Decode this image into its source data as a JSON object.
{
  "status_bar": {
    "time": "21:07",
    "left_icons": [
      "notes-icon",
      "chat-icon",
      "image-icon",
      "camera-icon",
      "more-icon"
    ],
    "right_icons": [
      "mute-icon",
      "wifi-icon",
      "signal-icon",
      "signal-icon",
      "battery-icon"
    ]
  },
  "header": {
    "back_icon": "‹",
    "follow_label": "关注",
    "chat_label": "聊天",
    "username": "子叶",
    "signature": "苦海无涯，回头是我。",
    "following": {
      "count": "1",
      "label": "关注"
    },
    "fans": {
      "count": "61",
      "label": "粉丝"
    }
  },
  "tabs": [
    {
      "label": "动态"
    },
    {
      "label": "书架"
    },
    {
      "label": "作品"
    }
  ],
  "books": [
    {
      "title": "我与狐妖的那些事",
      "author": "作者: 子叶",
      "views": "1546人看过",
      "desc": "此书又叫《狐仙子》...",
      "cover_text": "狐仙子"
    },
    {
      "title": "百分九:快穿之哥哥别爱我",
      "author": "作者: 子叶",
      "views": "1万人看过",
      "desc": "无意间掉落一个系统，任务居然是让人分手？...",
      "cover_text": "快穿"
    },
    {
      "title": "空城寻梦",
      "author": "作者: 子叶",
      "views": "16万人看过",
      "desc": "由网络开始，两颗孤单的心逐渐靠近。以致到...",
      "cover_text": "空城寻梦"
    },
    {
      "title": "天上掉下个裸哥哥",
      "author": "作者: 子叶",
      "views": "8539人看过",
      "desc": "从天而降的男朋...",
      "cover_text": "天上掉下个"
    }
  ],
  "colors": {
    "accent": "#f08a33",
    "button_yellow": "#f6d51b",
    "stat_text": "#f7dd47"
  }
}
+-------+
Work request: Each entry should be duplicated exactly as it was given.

Task output:
Decode this image into its source data as a JSON object.
{
  "status_bar": {
    "time": "21:07",
    "left_icons": [
      "notes-icon",
      "chat-icon",
      "image-icon",
      "camera-icon",
      "more-icon"
    ],
    "right_icons": [
      "mute-icon",
      "wifi-icon",
      "signal-icon",
      "signal-icon",
      "battery-icon"
    ]
  },
  "header": {
    "back_icon": "‹",
    "follow_label": "关注",
    "chat_label": "聊天",
    "username": "子叶",
    "signature": "苦海无涯，回头是我。",
    "following": {
      "count": "1",
      "label": "关注"
    },
    "fans": {
      "count": "61",
      "label": "粉丝"
    }
  },
  "tabs": [
    {
      "label": "动态"
    },
    {
      "label": "书架"
    },
    {
      "label": "作品"
    }
  ],
  "books": [
    {
      "title": "我与狐妖的那些事",
      "author": "作者: 子叶",
      "views": "1546人看过",
      "desc": "此书又叫《狐仙子》...",
      "cover_text": "狐仙子"
    },
    {
      "title": "百分九:快穿之哥哥别爱我",
      "author": "作者: 子叶",
      "views": "1万人看过",
      "desc": "无意间掉落一个系统，任务居然是让人分手？...",
      "cover_text": "快穿"
    },
    {
      "title": "空城寻梦",
      "author": "作者: 子叶",
      "views": "16万人看过",
      "desc": "由网络开始，两颗孤单的心逐渐靠近。以致到...",
      "cover_text": "空城寻梦"
    },
    {
      "title": "天上掉下个裸哥哥",
      "author": "作者: 子叶",
      "views": "8539人看过",
      "desc": "从天而降的男朋...",
      "cover_text": "天上掉下个"
    }
  ],
  "colors": {
    "accent": "#f08a33",
    "button_yellow": "#f6d51b",
    "stat_text": "#f7dd47"
  }
}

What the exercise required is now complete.